New video of the epic Tijuana sewage spill shows cars splashing through the waste as they pass by, the mess bubbling up into the roads. But the video isn't the only news from the border town. On Monday it was announced that the spill in the Tijuana River Valley is worse than originally thought.
Officials say they estimate 230 million gallons of raw sewage spilled into the water. The initial estimate was 143 million gallons.
Pollution from Mexico has plagued the South Bay for decades. Now, a major accident is making headlines. Congressman Scott Peters learned of the new 230-million gallon number as he looked over the estuary.
"It's a pretty staggering number; this is a sensitive eco-system and it's been functioning as a sewer for the last little while," he said. "We want to make sure we get ahold of this infrastructure problem and this kind of thing doesn't happen again."
The Congressman is especially upset about the time it's taking to get answers about the spill.
"We didn't see that 'reach across the border' on either side and that's perplexing," he said. "People have been stonewalling but we have been asking; as soon as this sewage spill started, we could smell it in Imperial Beach."

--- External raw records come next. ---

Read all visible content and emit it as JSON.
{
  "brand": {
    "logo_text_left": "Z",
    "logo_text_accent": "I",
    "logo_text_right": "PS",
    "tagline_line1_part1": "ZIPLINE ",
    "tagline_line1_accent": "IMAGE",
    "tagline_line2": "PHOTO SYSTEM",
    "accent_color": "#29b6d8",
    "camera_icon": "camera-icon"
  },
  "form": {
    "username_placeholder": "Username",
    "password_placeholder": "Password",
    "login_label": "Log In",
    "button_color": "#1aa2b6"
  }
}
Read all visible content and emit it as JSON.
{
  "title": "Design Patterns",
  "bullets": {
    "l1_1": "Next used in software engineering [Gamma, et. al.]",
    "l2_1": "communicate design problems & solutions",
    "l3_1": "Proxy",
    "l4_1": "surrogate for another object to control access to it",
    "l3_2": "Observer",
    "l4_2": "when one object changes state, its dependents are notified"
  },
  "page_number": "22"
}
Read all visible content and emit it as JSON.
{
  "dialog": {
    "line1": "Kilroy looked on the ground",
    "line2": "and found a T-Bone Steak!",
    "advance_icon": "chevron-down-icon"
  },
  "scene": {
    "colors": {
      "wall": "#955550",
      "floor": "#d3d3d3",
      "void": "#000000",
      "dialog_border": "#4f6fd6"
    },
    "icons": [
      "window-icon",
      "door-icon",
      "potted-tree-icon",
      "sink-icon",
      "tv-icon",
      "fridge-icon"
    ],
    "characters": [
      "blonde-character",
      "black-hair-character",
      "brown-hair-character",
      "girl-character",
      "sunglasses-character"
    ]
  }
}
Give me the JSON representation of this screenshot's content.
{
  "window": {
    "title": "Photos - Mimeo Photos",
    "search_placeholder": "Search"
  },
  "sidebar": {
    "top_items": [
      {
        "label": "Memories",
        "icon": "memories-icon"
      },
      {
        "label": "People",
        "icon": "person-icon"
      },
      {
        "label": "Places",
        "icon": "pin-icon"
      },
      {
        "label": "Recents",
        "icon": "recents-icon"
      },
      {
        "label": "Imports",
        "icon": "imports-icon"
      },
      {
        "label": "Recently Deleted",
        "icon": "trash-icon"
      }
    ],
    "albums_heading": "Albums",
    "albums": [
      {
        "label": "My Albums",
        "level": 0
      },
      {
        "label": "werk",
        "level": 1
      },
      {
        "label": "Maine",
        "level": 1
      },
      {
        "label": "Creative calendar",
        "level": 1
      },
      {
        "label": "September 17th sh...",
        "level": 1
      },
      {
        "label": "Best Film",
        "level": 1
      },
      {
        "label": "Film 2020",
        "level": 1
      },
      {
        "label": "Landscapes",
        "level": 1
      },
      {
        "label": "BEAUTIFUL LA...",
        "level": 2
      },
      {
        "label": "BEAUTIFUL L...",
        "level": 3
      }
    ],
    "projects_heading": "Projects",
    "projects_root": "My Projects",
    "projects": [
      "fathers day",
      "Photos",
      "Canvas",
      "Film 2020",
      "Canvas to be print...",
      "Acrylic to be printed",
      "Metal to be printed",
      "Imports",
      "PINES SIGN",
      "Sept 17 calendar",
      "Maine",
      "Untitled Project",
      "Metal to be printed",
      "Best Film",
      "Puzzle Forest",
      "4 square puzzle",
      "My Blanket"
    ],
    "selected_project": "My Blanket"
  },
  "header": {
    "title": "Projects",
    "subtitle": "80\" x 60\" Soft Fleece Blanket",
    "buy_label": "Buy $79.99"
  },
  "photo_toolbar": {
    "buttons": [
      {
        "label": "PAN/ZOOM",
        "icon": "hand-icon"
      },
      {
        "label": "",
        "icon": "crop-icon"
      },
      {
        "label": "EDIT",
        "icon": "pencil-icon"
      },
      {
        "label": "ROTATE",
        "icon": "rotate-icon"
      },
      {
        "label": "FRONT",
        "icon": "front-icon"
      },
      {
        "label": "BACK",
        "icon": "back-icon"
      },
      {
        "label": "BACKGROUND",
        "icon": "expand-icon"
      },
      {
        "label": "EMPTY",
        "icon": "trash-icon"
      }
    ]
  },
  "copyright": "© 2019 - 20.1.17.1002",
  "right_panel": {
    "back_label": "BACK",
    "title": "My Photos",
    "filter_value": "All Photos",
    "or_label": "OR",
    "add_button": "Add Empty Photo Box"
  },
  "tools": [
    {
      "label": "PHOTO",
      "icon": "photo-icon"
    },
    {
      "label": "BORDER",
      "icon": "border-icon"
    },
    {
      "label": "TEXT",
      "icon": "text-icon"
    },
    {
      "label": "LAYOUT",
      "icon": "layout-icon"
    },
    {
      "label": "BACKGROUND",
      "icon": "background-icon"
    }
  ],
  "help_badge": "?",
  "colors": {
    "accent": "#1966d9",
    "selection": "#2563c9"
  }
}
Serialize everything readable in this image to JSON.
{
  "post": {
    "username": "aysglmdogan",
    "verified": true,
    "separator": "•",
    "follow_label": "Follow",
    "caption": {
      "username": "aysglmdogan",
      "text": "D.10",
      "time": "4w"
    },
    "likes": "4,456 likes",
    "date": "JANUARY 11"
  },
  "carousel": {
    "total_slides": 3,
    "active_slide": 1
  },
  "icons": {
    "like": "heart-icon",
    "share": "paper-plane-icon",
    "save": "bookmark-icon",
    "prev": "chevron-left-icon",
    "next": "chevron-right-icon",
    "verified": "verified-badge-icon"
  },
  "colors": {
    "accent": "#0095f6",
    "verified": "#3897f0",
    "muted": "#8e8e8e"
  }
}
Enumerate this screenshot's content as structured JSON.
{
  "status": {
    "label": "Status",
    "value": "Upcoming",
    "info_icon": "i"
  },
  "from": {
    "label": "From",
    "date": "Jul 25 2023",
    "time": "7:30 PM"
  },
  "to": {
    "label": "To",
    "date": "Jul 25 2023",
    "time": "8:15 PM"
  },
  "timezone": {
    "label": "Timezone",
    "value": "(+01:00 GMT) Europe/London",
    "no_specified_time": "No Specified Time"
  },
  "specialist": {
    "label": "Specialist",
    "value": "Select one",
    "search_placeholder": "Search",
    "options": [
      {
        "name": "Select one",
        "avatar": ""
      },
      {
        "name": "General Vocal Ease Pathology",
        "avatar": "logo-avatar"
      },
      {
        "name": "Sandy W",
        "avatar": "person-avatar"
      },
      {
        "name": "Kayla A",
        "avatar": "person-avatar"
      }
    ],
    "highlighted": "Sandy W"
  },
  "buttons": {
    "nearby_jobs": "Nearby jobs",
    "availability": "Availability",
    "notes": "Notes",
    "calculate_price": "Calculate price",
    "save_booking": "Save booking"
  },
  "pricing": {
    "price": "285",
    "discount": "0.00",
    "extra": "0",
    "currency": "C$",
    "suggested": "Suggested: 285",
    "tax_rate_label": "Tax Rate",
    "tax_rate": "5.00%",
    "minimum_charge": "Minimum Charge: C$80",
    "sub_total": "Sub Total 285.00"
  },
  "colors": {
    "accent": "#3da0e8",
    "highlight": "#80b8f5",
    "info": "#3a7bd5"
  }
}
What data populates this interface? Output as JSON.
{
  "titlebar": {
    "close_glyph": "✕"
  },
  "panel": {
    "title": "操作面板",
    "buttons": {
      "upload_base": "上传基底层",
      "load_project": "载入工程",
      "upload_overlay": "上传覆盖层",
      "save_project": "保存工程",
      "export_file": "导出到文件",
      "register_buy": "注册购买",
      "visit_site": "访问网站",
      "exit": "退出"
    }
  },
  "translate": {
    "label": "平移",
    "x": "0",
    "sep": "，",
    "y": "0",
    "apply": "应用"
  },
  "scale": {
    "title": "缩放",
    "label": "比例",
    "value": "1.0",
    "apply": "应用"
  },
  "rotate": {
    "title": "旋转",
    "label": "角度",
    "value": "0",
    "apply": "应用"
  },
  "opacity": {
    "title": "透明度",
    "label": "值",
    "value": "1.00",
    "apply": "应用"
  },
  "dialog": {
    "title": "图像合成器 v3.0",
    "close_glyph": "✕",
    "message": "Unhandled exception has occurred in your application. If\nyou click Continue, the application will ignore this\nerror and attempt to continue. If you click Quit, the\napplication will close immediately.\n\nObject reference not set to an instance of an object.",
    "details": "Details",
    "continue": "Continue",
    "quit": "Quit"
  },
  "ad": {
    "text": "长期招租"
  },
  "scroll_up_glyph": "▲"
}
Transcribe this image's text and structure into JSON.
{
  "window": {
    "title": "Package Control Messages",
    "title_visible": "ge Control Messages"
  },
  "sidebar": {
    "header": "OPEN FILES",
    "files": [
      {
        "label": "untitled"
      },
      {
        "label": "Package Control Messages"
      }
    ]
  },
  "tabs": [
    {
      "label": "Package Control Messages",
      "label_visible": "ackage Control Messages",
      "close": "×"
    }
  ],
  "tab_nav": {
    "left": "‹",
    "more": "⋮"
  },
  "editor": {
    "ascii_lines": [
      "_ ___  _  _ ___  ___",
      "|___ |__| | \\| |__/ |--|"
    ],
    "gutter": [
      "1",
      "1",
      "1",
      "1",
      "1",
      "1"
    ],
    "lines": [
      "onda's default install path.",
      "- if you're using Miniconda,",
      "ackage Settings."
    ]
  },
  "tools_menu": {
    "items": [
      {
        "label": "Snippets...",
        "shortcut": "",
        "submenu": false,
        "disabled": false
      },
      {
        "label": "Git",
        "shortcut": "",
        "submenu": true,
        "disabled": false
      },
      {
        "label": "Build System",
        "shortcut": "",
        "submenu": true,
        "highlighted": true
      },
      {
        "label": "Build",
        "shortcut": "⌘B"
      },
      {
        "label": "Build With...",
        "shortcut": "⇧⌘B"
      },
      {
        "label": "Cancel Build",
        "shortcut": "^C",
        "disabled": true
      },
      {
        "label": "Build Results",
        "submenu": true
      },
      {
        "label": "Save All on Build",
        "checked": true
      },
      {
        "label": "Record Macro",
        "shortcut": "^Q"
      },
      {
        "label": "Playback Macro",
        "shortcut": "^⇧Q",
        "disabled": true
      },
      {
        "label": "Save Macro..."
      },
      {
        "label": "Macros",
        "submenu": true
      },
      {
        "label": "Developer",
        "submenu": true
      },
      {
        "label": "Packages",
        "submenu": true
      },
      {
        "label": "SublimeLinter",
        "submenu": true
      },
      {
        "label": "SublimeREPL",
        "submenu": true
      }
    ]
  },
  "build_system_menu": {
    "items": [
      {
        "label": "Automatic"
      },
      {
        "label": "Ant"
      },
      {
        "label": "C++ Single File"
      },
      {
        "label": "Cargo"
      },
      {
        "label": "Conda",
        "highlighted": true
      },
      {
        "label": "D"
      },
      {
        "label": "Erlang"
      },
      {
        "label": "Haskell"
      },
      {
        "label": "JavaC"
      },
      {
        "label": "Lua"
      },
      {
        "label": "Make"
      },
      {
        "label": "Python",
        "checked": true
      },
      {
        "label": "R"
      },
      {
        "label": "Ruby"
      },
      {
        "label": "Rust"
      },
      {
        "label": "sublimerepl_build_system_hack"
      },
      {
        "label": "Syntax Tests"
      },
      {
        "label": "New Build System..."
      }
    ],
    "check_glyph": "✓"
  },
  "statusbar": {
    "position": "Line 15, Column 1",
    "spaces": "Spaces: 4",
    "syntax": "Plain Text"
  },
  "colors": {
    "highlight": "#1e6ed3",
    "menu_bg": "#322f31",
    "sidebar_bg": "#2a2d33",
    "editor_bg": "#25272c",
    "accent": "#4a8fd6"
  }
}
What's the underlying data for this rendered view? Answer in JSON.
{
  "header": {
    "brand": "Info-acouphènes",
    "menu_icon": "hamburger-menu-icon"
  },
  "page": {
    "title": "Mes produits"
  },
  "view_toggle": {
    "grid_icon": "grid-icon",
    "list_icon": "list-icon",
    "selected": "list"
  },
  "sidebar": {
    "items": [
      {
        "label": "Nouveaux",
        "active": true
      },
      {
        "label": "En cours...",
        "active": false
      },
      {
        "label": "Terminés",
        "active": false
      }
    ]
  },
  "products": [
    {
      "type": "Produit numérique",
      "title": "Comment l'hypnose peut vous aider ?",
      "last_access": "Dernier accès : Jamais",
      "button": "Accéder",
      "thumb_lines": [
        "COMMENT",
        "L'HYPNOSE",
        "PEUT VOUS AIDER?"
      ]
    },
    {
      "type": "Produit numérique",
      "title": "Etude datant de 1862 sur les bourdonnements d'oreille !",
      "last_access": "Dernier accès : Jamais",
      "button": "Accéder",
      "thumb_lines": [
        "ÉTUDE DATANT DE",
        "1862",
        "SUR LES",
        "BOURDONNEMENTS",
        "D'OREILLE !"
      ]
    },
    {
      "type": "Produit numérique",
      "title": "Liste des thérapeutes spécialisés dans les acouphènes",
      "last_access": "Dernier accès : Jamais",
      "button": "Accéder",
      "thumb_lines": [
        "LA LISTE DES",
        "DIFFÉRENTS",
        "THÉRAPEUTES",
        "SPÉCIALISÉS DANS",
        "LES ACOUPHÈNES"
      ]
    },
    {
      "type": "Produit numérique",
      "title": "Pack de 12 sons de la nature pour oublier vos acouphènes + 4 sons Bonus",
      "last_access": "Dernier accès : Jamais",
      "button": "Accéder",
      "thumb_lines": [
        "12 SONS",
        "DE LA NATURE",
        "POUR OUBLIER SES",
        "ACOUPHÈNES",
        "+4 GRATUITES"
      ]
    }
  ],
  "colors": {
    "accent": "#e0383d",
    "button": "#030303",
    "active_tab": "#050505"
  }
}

37 years ago, then-Imperial Beach Mayor Brian Bilbray jumped onto a skip-loader and began building a dam in the valley. That got a lot of attention and led to promises.
Today, he's a retired Congressman who thinks there's one solution.
"Tours aren't going to solve the problem," Bilbray said. "The key is he's got to be willing to be tough enough to tell Mexico there will be repercussions on Mexico if they pollute the United States side."
Congressman Peters sent a letter to the secretary of state and the Environental Protection Agency asking for accountability. 10News will continue to follow the story, to see what response he Congressman Peters gets.